Good Morning
Good Morning

Rangers confident goals will eventually be achieved

Rangers' Brad Richards looks on before a face-off

Rangers' Brad Richards looks on before a face-off against the New Jersey Devils in the second period of an NHL hockey game at Madison Square Garden. (Nov. 12, 2013) Credit: Kathleen Malone-Van Dyke

GREENBURGH, N.Y. - Given the Rangers' maddening inability to get more than one of 44 shots past Boston goalie Tuuka Rask in Tuesday night's 2-1 loss -- and the building exasperation of scoring only two goals in their past three games -- they set about liberating their offensive angst by peppering goalie Henrik Lundqvist in a final practice exercise Wednesday.

In a rebound drill, in which Lundqvist is hopefully outnumbered by one shooter, 15 feet away, firing through a corridor of 10 or so teammates waiting to hammer at a deflection, Lundqvist repeatedly was beaten, prompting the offensive players to raise sticks in loud celebration with satisfied whoops.

When the last puck was past Lundqvist, he skated toward the locker room, braking at the bench to hurl all of the extra sticks onto the ice in mock anger. Which led to more offensive rejoicing.

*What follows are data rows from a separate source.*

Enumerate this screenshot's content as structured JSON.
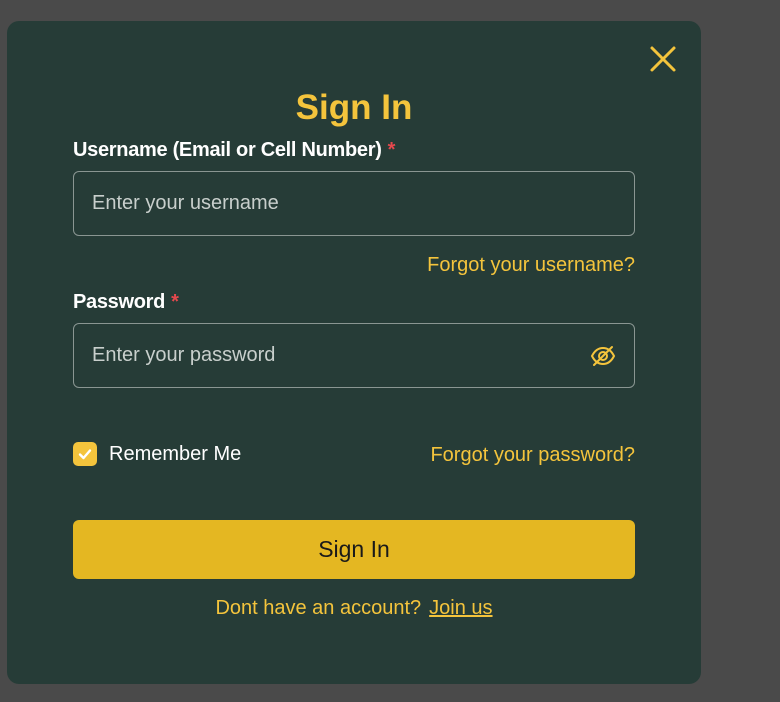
{
  "modal": {
    "title": "Sign In",
    "close_icon": "close-icon"
  },
  "username": {
    "label": "Username (Email or Cell Number)",
    "required_mark": "*",
    "placeholder": "Enter your username",
    "value": "",
    "forgot_link": "Forgot your username?"
  },
  "password": {
    "label": "Password",
    "required_mark": "*",
    "placeholder": "Enter your password",
    "value": "",
    "toggle_icon": "eye-off-icon"
  },
  "remember": {
    "label": "Remember Me",
    "checked": true
  },
  "forgot_password_link": "Forgot your password?",
  "submit_label": "Sign In",
  "footer": {
    "prompt": "Dont have an account?",
    "join_link": "Join us"
  },
  "colors": {
    "backdrop": "#4a4a4a",
    "modal_bg": "#263c37",
    "accent": "#f4c43c",
    "button": "#e4b722",
    "required": "#e5484d"
  }
}
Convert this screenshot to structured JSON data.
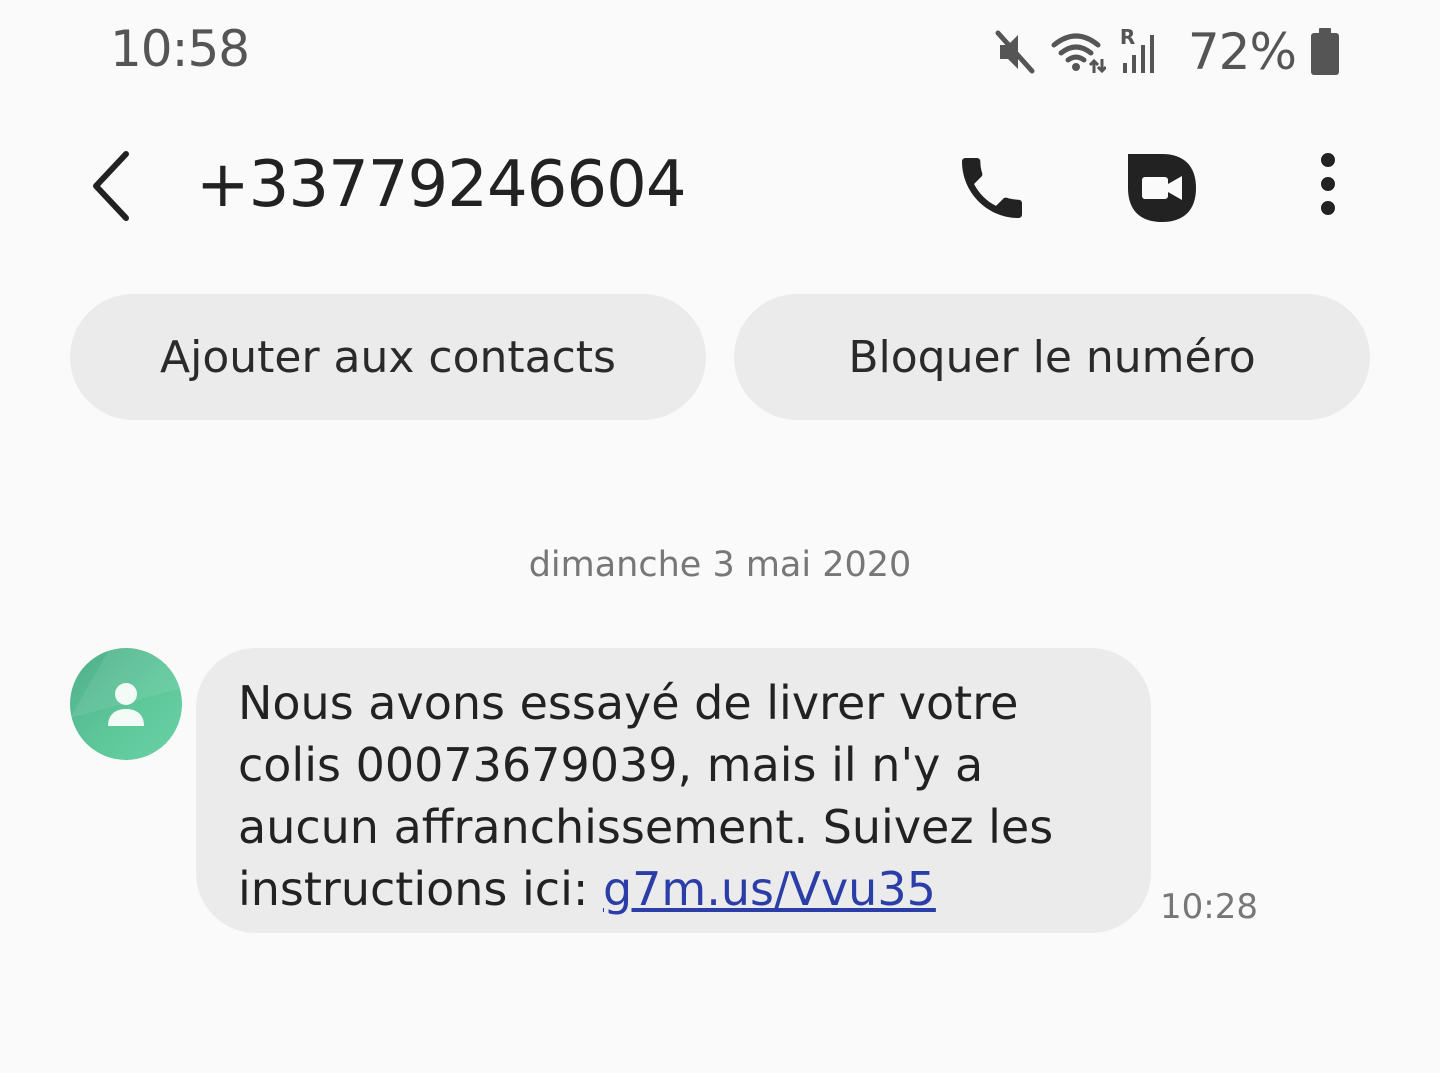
{
  "status_bar": {
    "time": "10:58",
    "icons": [
      "mute-icon",
      "wifi-icon",
      "roaming-signal-icon",
      "battery-icon"
    ],
    "roaming_indicator": "R",
    "battery_level": "72%"
  },
  "header": {
    "back_icon": "chevron-left-icon",
    "contact_number": "+33779246604",
    "actions": [
      "phone-icon",
      "video-call-icon",
      "more-vert-icon"
    ]
  },
  "actions": {
    "add_contact": "Ajouter aux contacts",
    "block_number": "Bloquer le numéro"
  },
  "conversation": {
    "date": "dimanche 3 mai 2020",
    "messages": [
      {
        "sender_avatar": "person-icon",
        "text": "Nous avons essayé de livrer votre colis 00073679039, mais il n'y a aucun affranchissement. Suivez les instructions ici: ",
        "link": "g7m.us/Vvu35",
        "time": "10:28"
      }
    ]
  },
  "colors": {
    "background": "#fafafa",
    "bubble": "#ebebeb",
    "pill": "#ebebeb",
    "link": "#2b3ea8",
    "avatar": "#5ec79a",
    "icon": "#222222"
  }
}
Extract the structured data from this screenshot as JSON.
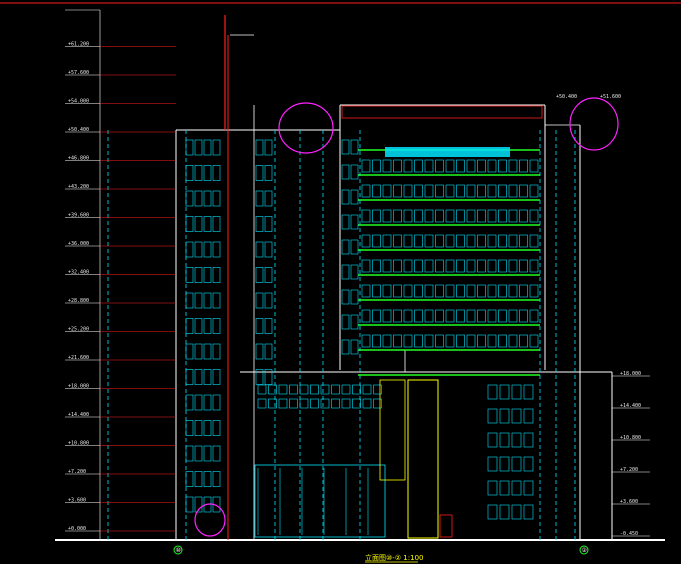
{
  "drawing": {
    "title": "立面图⑩-②  1:100",
    "axis_left": "⑩",
    "axis_right": "②"
  },
  "levels_left": [
    "+0.000",
    "+3.600",
    "+7.200",
    "+10.800",
    "+14.400",
    "+18.000",
    "+21.600",
    "+25.200",
    "+28.800",
    "+32.400",
    "+36.000",
    "+39.600",
    "+43.200",
    "+46.800",
    "+50.400",
    "+54.000",
    "+57.600",
    "+61.200"
  ],
  "levels_right": [
    "-0.450",
    "+3.600",
    "+7.200",
    "+10.800",
    "+14.400",
    "+18.000"
  ],
  "roof_labels": [
    "+50.400",
    "+51.600"
  ],
  "colors": {
    "background": "#000000",
    "window_cyan": "#00e5ff",
    "wall_white": "#ffffff",
    "red": "#ff2020",
    "green": "#22ff22",
    "yellow": "#ffff00",
    "magenta": "#ff22ff",
    "blue": "#3a5cff"
  }
}
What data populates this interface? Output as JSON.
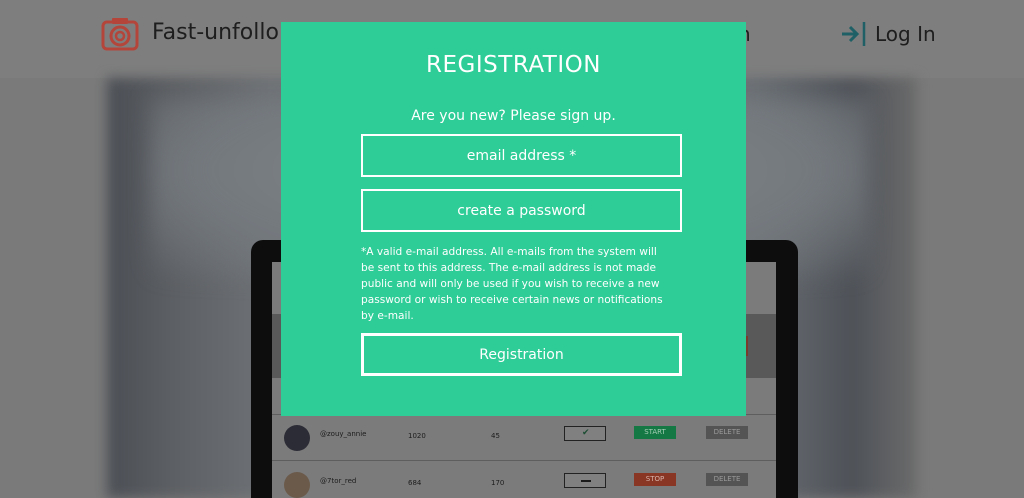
{
  "header": {
    "brand": "Fast-unfollo",
    "nav_fragment": "n",
    "login_label": "Log In",
    "logo_icon": "camera-icon",
    "login_icon": "sign-in-arrow-icon"
  },
  "modal": {
    "title": "REGISTRATION",
    "subtitle": "Are you new? Please sign up.",
    "email_placeholder": "email address *",
    "password_placeholder": "create a password",
    "note": "*A valid e-mail address. All e-mails from the system will be sent to this address. The e-mail address is not made public and will only be used if you wish to receive a new password or wish to receive certain news or notifications by e-mail.",
    "submit_label": "Registration"
  },
  "background_table": {
    "rows": [
      {
        "username": "@zouy_annie",
        "stat1": "1020",
        "stat2": "45",
        "status": "check",
        "action": "START",
        "delete": "DELETE"
      },
      {
        "username": "@7tor_red",
        "stat1": "684",
        "stat2": "170",
        "status": "dash",
        "action": "STOP",
        "delete": "DELETE"
      }
    ]
  },
  "colors": {
    "modal_bg": "#2ecc97",
    "logo_red": "#b4453a",
    "login_accent": "#1f5f66",
    "overlay_gray": "#7d7d7d"
  }
}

Lundqvist giggled at the suggestion that his mates were taking out their low-scoring frustrations on him. "They were just trying to tick me off," he said. "And they did. That's their goal."

For a team that is 10-11, with considerably balky production lately, the Rangers were noticeably loose as they prepared to embark on a five-game road trip, beginning Thursday in Dallas.

"We can't get down," said Brad Richards, one of six Rangers who put at least four shots on goal Tuesday night, with nothing to show for it.

"I was watching highlights this morning and pucks were going in all different ways," he said. "And you see our highlights, and nothing's going in, going through goalies and posts and everything else. You can't get down on that. We can't script out a better plan than what we did last night."

The consensus of the team, including coach Alain Vigneault, was to keep on keeping on.

"We have to make sure we keep working and keep working properly, keep doing the right things," Vigneault said. "The line between a win and a loss is so fine, and right now we're on the wrong side of that line. But we've been as solid defensively as I've seen any team, and offensively we're getting the Grade-A chances, and the right people are getting the chances. We just have to believe that sooner or later, they're going to go in."

Forward Rick Nash's response to that was "they have to. We need 'em. We just need to produce. It's got to be a mentality of outworking the goaltenders. You've got to love to score, you've got to want to score. You can't just be shooting to shoot. Just keep going. You've got to work; that's the toughest part."

From the other end of the ice, where his job is to guard against scoring, Lundqvist's analysis was "it's better not to think too much about scoring. Just go out there and play our game and things will happen, good things will happen."

New York Sports